### DATASET EXCERPTS

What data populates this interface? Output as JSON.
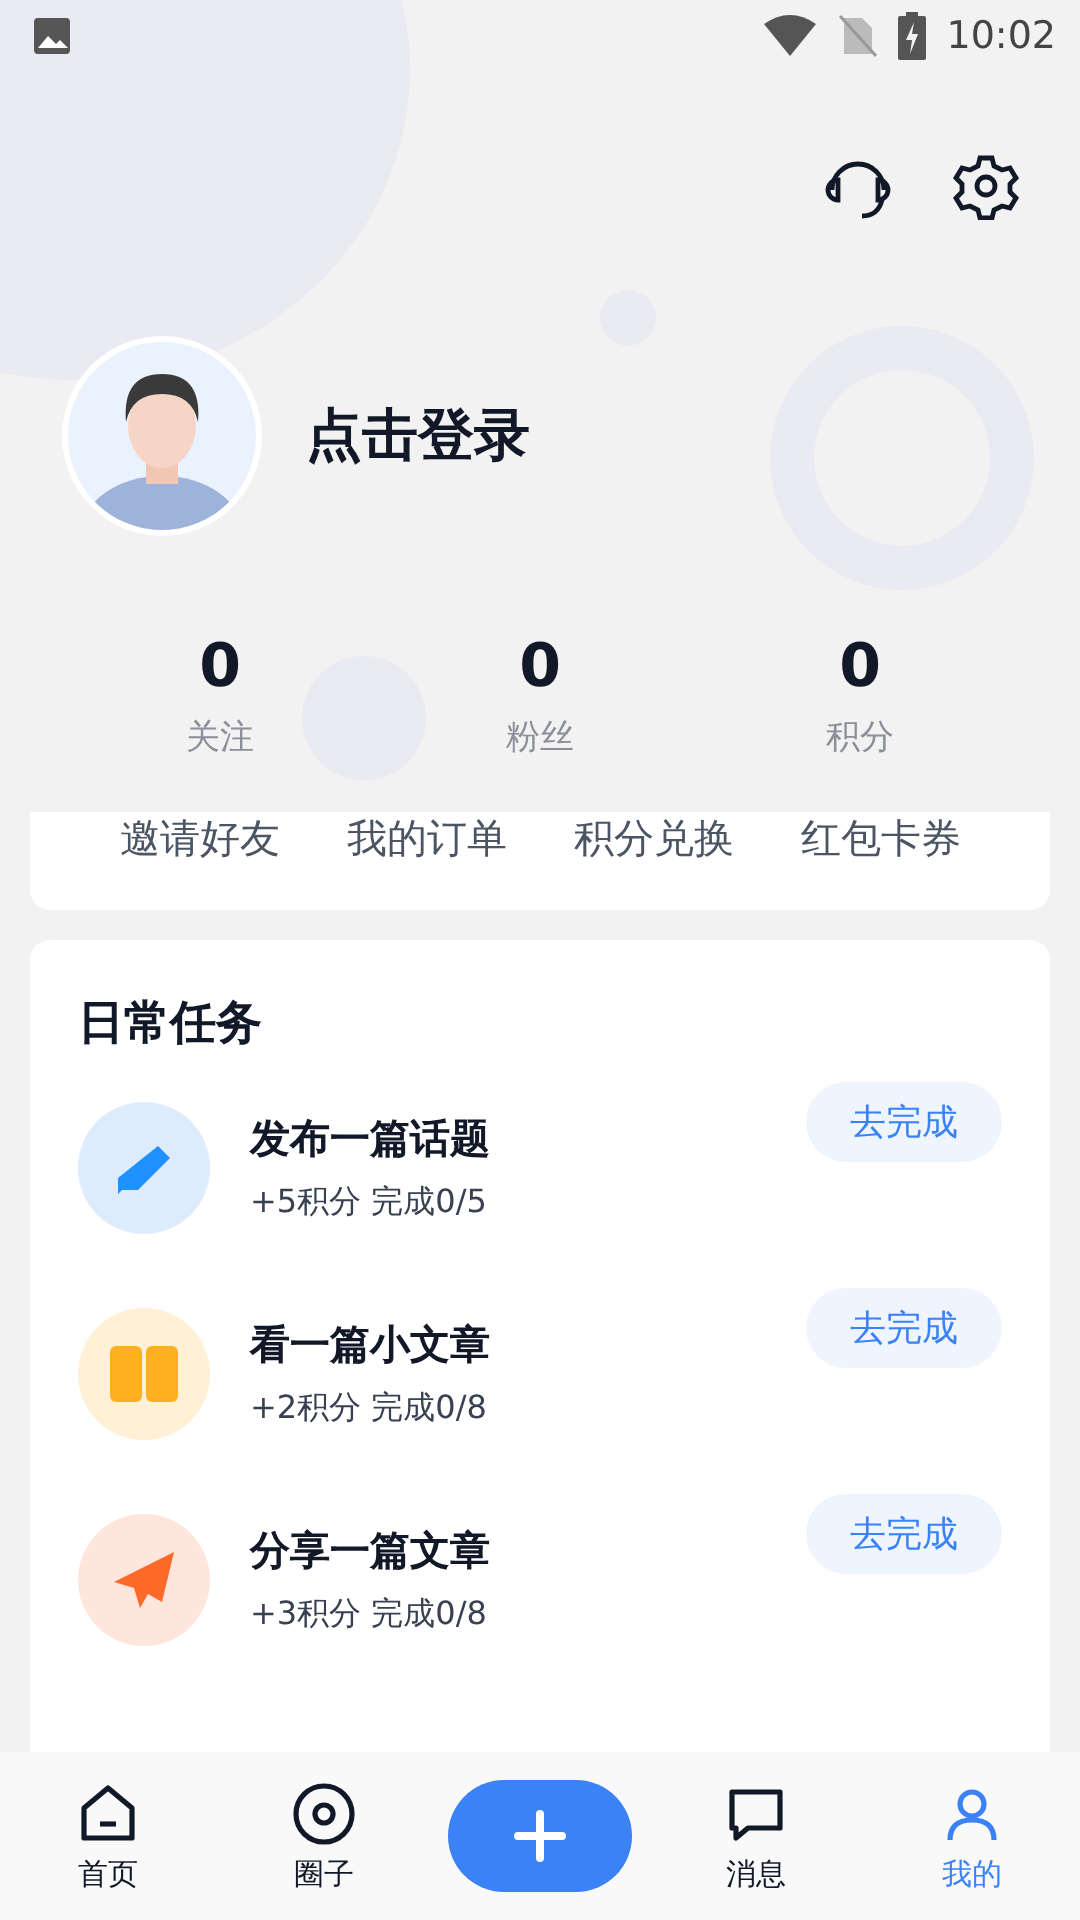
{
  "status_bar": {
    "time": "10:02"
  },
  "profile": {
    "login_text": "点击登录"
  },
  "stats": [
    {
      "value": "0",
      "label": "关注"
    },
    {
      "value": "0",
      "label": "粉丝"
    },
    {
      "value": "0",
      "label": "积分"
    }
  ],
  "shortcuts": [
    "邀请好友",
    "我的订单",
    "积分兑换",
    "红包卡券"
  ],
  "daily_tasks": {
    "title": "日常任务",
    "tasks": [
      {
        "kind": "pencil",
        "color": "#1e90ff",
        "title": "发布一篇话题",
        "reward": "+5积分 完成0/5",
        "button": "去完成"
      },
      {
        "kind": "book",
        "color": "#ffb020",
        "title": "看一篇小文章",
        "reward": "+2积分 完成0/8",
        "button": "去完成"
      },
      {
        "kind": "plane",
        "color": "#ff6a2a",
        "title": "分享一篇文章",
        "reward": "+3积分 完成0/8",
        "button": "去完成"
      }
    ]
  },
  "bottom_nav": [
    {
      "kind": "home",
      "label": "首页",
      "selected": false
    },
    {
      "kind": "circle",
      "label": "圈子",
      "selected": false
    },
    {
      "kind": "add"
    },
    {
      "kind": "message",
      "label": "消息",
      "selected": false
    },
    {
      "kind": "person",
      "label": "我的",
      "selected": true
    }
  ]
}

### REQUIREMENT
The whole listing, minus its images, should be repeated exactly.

### TASK RESULT
What data populates this interface? Output as JSON.
{
  "status_bar": {
    "time": "10:02"
  },
  "profile": {
    "login_text": "点击登录"
  },
  "stats": [
    {
      "value": "0",
      "label": "关注"
    },
    {
      "value": "0",
      "label": "粉丝"
    },
    {
      "value": "0",
      "label": "积分"
    }
  ],
  "shortcuts": [
    "邀请好友",
    "我的订单",
    "积分兑换",
    "红包卡券"
  ],
  "daily_tasks": {
    "title": "日常任务",
    "tasks": [
      {
        "kind": "pencil",
        "color": "#1e90ff",
        "title": "发布一篇话题",
        "reward": "+5积分 完成0/5",
        "button": "去完成"
      },
      {
        "kind": "book",
        "color": "#ffb020",
        "title": "看一篇小文章",
        "reward": "+2积分 完成0/8",
        "button": "去完成"
      },
      {
        "kind": "plane",
        "color": "#ff6a2a",
        "title": "分享一篇文章",
        "reward": "+3积分 完成0/8",
        "button": "去完成"
      }
    ]
  },
  "bottom_nav": [
    {
      "kind": "home",
      "label": "首页",
      "selected": false
    },
    {
      "kind": "circle",
      "label": "圈子",
      "selected": false
    },
    {
      "kind": "add"
    },
    {
      "kind": "message",
      "label": "消息",
      "selected": false
    },
    {
      "kind": "person",
      "label": "我的",
      "selected": true
    }
  ]
}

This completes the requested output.